An overhaul of Microsoft's procurement team structure is helping to deliver millions of savings to the technology giant.
Speaking in a session at the Institute for Supply Management's (ISM) 97th annual conference in Baltimore in the US, procurement director John Stephens said when he started at the company 17 years ago there was no procurement department.
Stephens, who is now senior director in Microsoft’s employee experience category, which includes facilities management, cafés, business travel, real estate and vehicle fleet, said prior to the overhaul purchasing had a centralised team but three years ago it was decided a new set-up was required to make it more effective.
The company has eight business divisions, more than 92,000 employees, operations in 112 countries and made almost $70 billion (£43 billion) in revenue last year. In terms of procurement, 160 full-time employees in 33 countries manage around $16 billion (£9.8 billion) of spend. Stephens said with contract labour and outsourced partnerships, the procurement organisation touches around 100+ countries, and the “old model didn’t work very well”.
“It’s a fairly significant challenge to connect and collaborate across all of these, and there’s things that we want our global procurement organisation to be and how we want to be perceived so we can create the most value,” he said.
It set about changing its structure to focus on three key areas – market expertise, being aligned to the business and functional excellence. Jobs were reorganised with three key titles introduced – global category managers, procurement business partners and procurement managers. That meant a change to the jobs of around 70 per cent of the team, which necessitated a huge change management programme.
Over three months, buyers were helped to become accustomed to their new posts in part by using role-play scenarios to clarify what they would be responsible for. While Stephens admitted there was a dip in satisfaction among both staff and stakeholders during this period of uncertainty, only a handful of procurement staff left as a result and surveys carried out since have seen a rise in satisfaction levels.
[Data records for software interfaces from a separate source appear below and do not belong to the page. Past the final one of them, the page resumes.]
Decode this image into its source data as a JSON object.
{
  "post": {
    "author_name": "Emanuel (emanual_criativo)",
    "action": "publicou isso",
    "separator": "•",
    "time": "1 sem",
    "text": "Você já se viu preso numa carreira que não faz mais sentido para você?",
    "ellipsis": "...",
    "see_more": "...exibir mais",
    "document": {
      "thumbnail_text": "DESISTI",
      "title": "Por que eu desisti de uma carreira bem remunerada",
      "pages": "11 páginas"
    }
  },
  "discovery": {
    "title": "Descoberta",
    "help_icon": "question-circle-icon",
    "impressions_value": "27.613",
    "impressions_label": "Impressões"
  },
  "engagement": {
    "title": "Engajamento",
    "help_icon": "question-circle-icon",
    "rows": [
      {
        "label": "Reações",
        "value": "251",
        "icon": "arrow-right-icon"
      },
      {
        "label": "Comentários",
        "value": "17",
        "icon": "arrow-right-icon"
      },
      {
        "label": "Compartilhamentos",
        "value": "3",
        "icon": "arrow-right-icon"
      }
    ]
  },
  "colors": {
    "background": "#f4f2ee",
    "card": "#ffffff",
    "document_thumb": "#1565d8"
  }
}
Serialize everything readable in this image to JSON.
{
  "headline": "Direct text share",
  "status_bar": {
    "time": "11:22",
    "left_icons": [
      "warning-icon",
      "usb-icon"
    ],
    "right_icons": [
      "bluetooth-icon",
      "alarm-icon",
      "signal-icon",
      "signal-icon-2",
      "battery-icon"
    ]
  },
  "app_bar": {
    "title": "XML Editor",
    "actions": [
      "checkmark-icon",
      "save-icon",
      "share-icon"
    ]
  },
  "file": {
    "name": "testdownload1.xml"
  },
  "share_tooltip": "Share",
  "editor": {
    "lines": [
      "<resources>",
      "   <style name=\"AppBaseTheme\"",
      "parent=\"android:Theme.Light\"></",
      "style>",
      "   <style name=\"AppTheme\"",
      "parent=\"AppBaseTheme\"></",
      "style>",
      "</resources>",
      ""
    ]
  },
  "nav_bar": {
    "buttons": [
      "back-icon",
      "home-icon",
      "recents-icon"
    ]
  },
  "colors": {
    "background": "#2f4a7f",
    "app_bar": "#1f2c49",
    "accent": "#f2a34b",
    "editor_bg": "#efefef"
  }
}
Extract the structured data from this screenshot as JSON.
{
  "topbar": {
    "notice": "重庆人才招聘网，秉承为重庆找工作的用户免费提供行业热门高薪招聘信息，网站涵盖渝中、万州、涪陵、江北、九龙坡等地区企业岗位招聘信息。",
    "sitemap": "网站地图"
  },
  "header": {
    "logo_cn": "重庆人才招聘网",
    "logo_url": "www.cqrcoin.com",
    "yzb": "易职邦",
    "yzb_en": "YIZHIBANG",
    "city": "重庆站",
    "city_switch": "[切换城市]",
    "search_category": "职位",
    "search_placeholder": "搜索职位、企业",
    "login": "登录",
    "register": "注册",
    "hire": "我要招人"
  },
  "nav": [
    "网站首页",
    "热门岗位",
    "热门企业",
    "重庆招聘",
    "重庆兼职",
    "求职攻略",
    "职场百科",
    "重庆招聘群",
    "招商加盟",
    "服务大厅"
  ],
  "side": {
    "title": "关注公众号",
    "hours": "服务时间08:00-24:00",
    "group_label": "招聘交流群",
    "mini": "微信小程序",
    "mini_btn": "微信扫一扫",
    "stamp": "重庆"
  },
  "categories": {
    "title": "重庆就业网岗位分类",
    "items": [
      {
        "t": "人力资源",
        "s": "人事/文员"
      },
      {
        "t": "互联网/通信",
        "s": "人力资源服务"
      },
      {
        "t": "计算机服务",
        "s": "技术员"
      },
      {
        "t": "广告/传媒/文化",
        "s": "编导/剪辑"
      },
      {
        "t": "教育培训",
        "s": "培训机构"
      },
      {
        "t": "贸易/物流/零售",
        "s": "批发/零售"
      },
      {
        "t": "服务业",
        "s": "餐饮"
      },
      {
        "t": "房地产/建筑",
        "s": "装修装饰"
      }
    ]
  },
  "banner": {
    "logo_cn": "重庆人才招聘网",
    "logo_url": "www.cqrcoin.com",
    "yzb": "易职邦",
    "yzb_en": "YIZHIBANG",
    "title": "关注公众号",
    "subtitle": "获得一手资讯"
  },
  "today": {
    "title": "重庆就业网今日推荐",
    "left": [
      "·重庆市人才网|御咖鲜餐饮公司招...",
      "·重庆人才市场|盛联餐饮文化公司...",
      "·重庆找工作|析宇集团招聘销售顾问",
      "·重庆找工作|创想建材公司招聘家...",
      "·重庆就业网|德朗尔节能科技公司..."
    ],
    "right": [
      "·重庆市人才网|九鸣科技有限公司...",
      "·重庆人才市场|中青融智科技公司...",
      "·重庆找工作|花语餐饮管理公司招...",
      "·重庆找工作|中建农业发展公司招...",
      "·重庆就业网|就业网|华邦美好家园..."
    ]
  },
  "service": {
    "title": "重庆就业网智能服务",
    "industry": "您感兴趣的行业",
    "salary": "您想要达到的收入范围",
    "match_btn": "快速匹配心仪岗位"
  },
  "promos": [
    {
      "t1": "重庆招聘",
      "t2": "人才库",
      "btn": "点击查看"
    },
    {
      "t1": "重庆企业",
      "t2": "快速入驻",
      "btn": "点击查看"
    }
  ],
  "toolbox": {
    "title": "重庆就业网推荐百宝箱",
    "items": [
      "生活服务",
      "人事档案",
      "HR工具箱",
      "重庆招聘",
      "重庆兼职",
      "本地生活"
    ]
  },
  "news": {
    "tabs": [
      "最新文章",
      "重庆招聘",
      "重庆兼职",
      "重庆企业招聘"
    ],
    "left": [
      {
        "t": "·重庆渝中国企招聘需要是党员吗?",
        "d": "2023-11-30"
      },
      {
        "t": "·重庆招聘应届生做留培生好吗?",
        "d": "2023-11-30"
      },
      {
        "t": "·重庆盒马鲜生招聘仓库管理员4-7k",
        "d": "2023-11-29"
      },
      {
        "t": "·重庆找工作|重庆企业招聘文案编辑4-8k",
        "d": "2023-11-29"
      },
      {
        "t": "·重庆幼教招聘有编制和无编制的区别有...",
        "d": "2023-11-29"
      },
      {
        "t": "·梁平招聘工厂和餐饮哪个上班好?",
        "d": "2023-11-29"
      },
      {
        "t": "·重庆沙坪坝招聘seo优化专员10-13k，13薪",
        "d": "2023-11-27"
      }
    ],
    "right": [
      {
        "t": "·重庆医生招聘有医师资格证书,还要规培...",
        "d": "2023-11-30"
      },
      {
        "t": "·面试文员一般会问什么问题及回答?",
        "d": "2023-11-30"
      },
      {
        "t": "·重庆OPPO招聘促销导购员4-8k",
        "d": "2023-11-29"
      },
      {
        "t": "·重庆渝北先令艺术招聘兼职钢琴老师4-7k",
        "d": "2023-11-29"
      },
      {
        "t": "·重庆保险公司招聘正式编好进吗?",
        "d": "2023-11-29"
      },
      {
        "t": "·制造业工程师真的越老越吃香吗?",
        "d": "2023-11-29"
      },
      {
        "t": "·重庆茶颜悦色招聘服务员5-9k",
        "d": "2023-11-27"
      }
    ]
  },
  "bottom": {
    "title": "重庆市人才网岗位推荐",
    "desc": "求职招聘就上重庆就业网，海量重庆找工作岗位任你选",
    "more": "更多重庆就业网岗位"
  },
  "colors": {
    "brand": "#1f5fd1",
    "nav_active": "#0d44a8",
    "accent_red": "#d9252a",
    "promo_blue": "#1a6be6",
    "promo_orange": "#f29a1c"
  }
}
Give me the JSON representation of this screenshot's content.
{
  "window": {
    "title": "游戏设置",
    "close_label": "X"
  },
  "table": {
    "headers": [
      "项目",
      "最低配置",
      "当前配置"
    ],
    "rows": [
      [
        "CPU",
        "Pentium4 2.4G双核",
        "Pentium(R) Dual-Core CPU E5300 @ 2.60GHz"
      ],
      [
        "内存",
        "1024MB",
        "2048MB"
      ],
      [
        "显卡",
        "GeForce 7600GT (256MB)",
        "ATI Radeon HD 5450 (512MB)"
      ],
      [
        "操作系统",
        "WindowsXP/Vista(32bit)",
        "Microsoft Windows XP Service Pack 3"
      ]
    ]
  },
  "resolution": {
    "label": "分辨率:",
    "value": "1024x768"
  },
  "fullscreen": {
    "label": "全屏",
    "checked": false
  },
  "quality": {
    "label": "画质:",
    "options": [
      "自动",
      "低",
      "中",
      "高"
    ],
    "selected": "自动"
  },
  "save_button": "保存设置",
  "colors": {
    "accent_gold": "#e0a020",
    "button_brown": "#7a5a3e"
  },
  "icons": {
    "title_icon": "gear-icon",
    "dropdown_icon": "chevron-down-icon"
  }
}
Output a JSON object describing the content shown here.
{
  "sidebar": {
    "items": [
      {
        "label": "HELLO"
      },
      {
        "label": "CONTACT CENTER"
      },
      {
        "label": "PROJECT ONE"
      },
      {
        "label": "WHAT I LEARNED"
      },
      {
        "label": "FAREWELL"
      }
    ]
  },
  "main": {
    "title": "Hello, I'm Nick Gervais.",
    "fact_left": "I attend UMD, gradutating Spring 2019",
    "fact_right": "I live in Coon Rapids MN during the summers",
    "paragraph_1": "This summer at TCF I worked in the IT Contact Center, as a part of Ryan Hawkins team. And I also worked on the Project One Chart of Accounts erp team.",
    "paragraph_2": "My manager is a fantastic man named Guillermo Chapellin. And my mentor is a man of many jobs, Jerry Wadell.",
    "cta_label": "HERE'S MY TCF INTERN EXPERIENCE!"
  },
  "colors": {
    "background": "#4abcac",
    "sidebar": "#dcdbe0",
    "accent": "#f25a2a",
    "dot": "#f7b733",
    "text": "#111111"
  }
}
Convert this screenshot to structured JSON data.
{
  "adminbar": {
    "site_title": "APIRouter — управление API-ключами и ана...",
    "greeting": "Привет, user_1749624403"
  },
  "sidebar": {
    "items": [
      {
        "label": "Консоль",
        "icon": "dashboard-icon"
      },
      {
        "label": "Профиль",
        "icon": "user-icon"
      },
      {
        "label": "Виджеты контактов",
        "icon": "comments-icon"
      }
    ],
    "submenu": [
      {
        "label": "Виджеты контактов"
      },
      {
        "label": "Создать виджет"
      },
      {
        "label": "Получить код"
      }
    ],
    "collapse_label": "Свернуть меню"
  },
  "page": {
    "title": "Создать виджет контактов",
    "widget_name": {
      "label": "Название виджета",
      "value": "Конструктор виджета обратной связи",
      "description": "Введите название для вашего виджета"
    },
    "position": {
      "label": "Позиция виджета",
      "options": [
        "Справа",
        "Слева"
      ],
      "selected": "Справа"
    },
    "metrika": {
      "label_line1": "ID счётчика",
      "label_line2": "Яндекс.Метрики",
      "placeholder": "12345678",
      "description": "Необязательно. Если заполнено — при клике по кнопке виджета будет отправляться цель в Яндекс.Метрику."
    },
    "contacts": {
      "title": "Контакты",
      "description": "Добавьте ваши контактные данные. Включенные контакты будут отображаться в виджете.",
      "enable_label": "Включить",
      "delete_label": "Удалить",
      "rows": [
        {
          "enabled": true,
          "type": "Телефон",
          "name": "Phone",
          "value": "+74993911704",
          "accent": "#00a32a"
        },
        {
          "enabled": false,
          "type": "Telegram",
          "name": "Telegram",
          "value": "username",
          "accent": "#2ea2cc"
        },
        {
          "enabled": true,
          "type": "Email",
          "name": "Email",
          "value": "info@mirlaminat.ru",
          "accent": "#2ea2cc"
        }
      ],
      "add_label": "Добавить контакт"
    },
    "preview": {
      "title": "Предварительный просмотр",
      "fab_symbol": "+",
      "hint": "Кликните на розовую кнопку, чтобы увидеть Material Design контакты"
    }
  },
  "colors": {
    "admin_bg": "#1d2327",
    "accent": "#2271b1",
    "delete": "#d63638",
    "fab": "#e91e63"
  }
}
Another key change, he said, was the introduction of ‘Sync Week’, during which the whole procurement staff comes together and at the end of a few days together they have a clear plan for their categories that will add the most value to the business. The most recent of these annual events, held this month, led to 196 projects having been identified and agreed upon across the globe. These plans will feed into the company’s business plan for its new financial year, which begins in July. Stephens said savings was just one of the value drivers and projects from the 2011 sync week are on track to save the company $700 million (£433 milion).